It's all too easy to forget the voice as an instrument in itselfarguably the most expressive one we have, especially if these examples are any indication. Here we have two offerings to remind us what mind-bending possibilities it can offer.
Ikarus Mosaismic Ronin Rhythm Records
A good architect can build a framework solid and sturdy enough to handle whatever burden it needs to. A truly artistic one can add any shapes and embellishments that might be desired without losing any of the bedrock solidity. Ikarus
does much the same thing in musical terms: painstakingly constructed rhythmic patterns and vivid expressive vocalizing somehow come together without a hitch. It's right in keeping with the duality of the title Mosaismic
(a mashup of "seismic" and "mosaic") pairings of very different concepts which all coexist beautifully. Ramón Oliveras
' layered rhythmic constructions are right in the minimalist wheelhouse of their Ronin Rhythm Records
label boss Nik Bärtsch
, and he and his piano/bass partners navigate a fascinating rhythmic obstacle course you'd need an abacus to count along with. Over that foundation, two stunningly versatile voices (male and female) provide staggered wordless notes, gliding glissandos, small screams, hisses, breath noises and much more in ways percussive and melodic. It's closer to chamber/opera work than jazz scatting, as every sound is placed just
where it should be with exquisite precision. However exact it is, though, the vocalizing adds enough human nuance that no amount of calculation overrides their exuberant playfulness.
It makes for a mix full of intricacy and sophisticated fun. The likes of "Oumuamua" and "Iridium" coast and float on the airy side, while "Saiko" and "Mondrian" have the vocalists playing verbal hopskotch like world-class dancers in expert lockstep. "Subzero" offers a soundscape of soft whooshes before pitting the singers in a kind of vocal wrestling match, eventually building to a fever peak of go-for-it excitement. Such occasional texture touches are scattered throughout, which often helps the lineup sound even bigger than a quintet.
While the note structures don't follow obvious chords or harmonies, they don't clash atonally either. Like the rhythms, they stay striking and surprising but not harsh on the ears. It's a mix like nothing else out therefamiliar yet challenging, and a weirdly compelling kind of gorgeous.
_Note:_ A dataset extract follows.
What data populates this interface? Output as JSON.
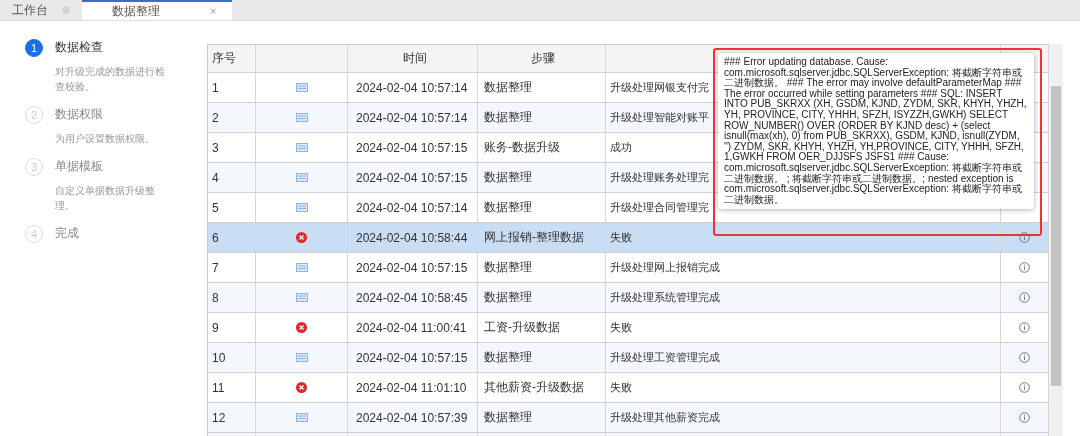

Fides Krucker & Tim Motzer Vanishing 1k Recordings
In contrast to the preceding one, this affair couldn't be less calculatedand yet at the same time, it's just as meticulous. What Vanishing
lacks in planned structure, it balances out in abundance with painstaking detail. Each expressionistic abstraction here is intended as nothing less than a sonic world in miniature, built with guitar, voice, technology and imagination. The instruments in question are used with extreme finesse to results one would never conventionally expectalways a provocative challenge to ears and expectations.
With a staggering range and control a Tuvan throat singer would be proud of, Fides Krucker's voice is less an instrument than a force of nature. She goes from razor-sharp lines to deep-lunged bellows, light coos, sharp gasps or the breathiest of whispersmere singing is the least
of it. The aimless-sounding vocalese of "Ruins" is a deliberate pattern meant to signify dead languages from cultures lost to time, for instance, shaded in by a desolate echo-scape from Tim Motzer
's guitar. With "Rime," the two eke out just the sparsest touch of frozen mist instead.
For his part, Motzer can figure out how to squeeze just about any conceivable sound from simple wood and strings. Occasional melody lines keep the recording from becoming totally abstract, as in the hauntingly dreamlike title track, though the note patterns can still float and fade just as organically as Krucker's dramaturgy. He builds some percussive noises into the soundscape (very lightly shaded with some additional percussion in a couple spots), but any regular rhythm patterns are still mostly airyat least until the extended "Density" hits, when it thumps underneath layers of speaking-in-tongues ululation and spooky alien static. You can never know what to expect on a journey to such corners of the imagination, except that it's something striking and strange at every turn.
Tracks and Personnel Mosaismic
Tracks: Meridian; Oumuamua; Saiko; Aligulin; Ikenophobia; Subzero; Mondrian; Iridium; Cirrus.
Personnel: Ramón Oliveras; drums; Anna Hirsch: vocals; Andreas Lareida: vocals; Lucca Fries: piano; Mo Meyer: bass. Vanishing
Tracks: Scintilla; Vanishing; Ruins; Rime; Density; Eema.
Personnel: Fides Krucker: voice; Tim Motzer: acoustic-electric guitar, electronics, bow; Jeremy Carlstedt: drums, metals (2, 5).